How to implement a smart ERP system

Well-planned enterprise resource planning (ERP) starts with keeping the goals of transforming the business and optimizing operations.

By Brad Staats, Ultra Consultants August 21, 2018

Smart use of enterprise resource planning (ERP) is based on a philosophy of integration, continuous improvement, the simplification and standardization of business processes, and the elimination of waste throughout the organization. Implementing ERP techniques can help companies improve their operational performance, customer responsiveness, and drive positive results to a company’s bottom line. The most important thing to remember is smart use of ERP should not be about implementing software; it should be about the transformation of the business.

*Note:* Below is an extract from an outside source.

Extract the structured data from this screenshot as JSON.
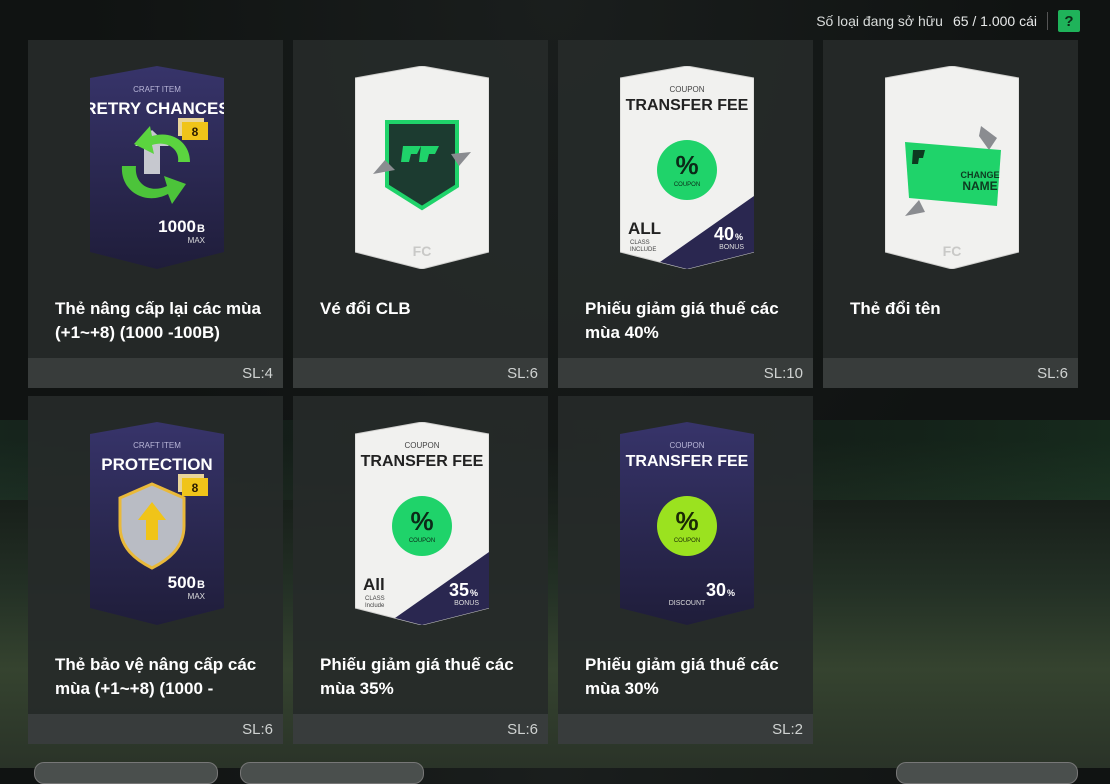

Focus on business process improvement with ERP

The key to smart use of ERP is leveraging proven methodologies that are based an understanding of the enterprise processes and business requirements to identify areas of improvement and the reduction of waste. In a business process improvement project, smart use of ERP puts the focus on five areas:

1. Project organization. An ERP project begins with a thorough organization of the project-including organization of business process owners to design the project scope, objectives, and measurements for the engagement.

2. Current state analysis. To fully understand what’s needed, the approach then turns to an analysis of the current processes by gathering key performance metrics and analyzing their value, such as productivity, quality, overtime, and inventory. The team develops business process mapping at a functional level for such operations as quote to order, order to cash, and procure to pay.

3. Visioning and education. To arrive at the definition of the desired future state, the next step is to look at what is possible with a new or upgraded technology solution. Business process education brings industry best practices to construct the future state.

4. Future state development. Transformation follows with a laser focus on designing a future state that takes advantage of the new processes and opportunities afforded by new technology. This type of business process reengineering is specific to each business process flow and identifies gaps between the current state and industry best practices.

5. A business case for change – As the future state vision is honed and perfected, the team then takes this vision and translates it into a credible business case for change.

Smart use of ERP needs buy-in

Engaging top management is vital to facilitate to intelligently adopt ERP. A common risk in failed implementations is the lack of top management commitment and support. In order to get and sustain buy-in from top management, it is important to make them realize adopting ERP tools and concepts will help assure the company’s viability in the long term. Benefits of a well-planned ERP implementation effort include:

  • Alignment of operations and corporate strategy
  • Clear enterprise-wide communication
  • Increased throughput on the shop floor and front office
  • Reduced costs by the elimination of wastes
  • Increased flexibility in satisfying changing customer demands.

Companies face challenges in implementing ERP concepts. Having a systemic approach to the implementation, incorporating education at all levels along the way and focusing on change management will help assure success in the adoption of ERP concepts and the changes required be successful.

Brad Staats is a senior consultant at Ultra Consultants, a CFE Media content partner. Staats has broad-based manufacturing and operations experience with more than 30 years of helping companies increase productivity, efficiency, quality, throughput, revenues and profitability. Brad has experience in ERP, supply chain/materials management, lean manufacturing, project management and integrating business and process systems in highly automated manufacturing environments. Staats holds a BS in administrative management from the University of Arkansas and an MBA in operations management from DePaul University. Early in his career, he earned the CPIM certification from APICS. He currently serves on the advisory board for the NE Indiana Lean Network.